Visitors to Credit.com are also able to register for a free Credit.com account, which gives them access to a tool called The Credit Report Card. This tool provides users with two free credit scores and a breakdown of the information in their Experian credit report, updated twice monthly. Again, this tool is entirely free, and we mention that frequently in our articles, because we think that it’s a good thing for users to have access to data like this. Separate from its educational value, there is also a business angle to the Credit Report Card. Registered users can be matched with products and services for which they are most likely to qualify. In other words, if you register and you find that your credit is less than stellar, Credit.com won’t recommend a high-end platinum credit card that requires an excellent credit score You’d likely get rejected, and that’s no good for you or Credit.com.
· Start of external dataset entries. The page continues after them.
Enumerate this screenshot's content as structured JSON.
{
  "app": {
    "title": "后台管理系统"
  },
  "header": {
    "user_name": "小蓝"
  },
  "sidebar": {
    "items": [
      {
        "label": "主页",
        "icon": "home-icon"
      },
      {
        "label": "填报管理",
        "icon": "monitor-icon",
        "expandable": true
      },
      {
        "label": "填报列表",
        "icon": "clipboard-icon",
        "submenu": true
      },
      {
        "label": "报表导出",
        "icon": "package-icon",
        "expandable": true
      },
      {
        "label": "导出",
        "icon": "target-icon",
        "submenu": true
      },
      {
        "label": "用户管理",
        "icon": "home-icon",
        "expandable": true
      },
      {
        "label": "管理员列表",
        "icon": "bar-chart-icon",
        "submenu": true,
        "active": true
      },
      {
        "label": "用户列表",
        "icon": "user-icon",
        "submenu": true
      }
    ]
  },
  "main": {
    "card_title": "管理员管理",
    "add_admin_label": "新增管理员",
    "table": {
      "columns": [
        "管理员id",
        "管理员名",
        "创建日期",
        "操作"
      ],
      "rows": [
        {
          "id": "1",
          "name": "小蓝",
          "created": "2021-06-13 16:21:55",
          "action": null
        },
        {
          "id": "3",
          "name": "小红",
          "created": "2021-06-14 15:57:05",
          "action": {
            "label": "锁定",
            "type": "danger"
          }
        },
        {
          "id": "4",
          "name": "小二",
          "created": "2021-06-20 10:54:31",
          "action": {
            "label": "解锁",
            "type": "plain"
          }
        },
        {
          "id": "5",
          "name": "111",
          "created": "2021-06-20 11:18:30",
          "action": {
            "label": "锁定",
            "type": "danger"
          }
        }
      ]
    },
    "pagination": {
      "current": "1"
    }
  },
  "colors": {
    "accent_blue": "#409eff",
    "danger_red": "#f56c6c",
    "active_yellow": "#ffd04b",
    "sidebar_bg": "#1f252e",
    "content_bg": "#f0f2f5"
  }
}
You’d be no closer to getting a product you need, there’d be a wasted inquiry on your credit report, and Credit.com wouldn’t get paid. These are essentially what are commonly referred to as "targeted ads" in the world of the Internet. Despite all of this, however, even if you never apply for any product, the Credit Report Card will remain free, and none of this will impact how the editorial team reports on credit and credit scores.

Our Owners

Credit.com is owned by Progrexion Holdings Inc. which is the owner and administrator of a number of business related to credit and credit repair, including CreditRepair.com, and eFolks. In addition, Progrexion also provides services to Lexington Law Firm as a third party provider. Despite being owned by Progrexion, it is not the role of the Credit.com editorial team to advocate the use of the company’s other services. In articles, reporters may mention credit repair as an option, for example, but we’ll also be sure to note the various alternatives to that service. Furthermore, you may see ads for credit repair services on Credit.com, but the editorial team isn’t responsible for the creation or implementation of those ads, anymore than reporters for the New York Times or Washington Post are responsible for the ads on their sites.

Your Stories

Lastly, much of what we do is informed by our own experiences as well as the experiences of our readers. We want to tell your stories if you’re interested in sharing them. Please email us at story ideas [at] credit [dot] com with ideas or visit us on Facebook or Twitter.

Thanks for stopping by.

- The Credit.com Editorial Team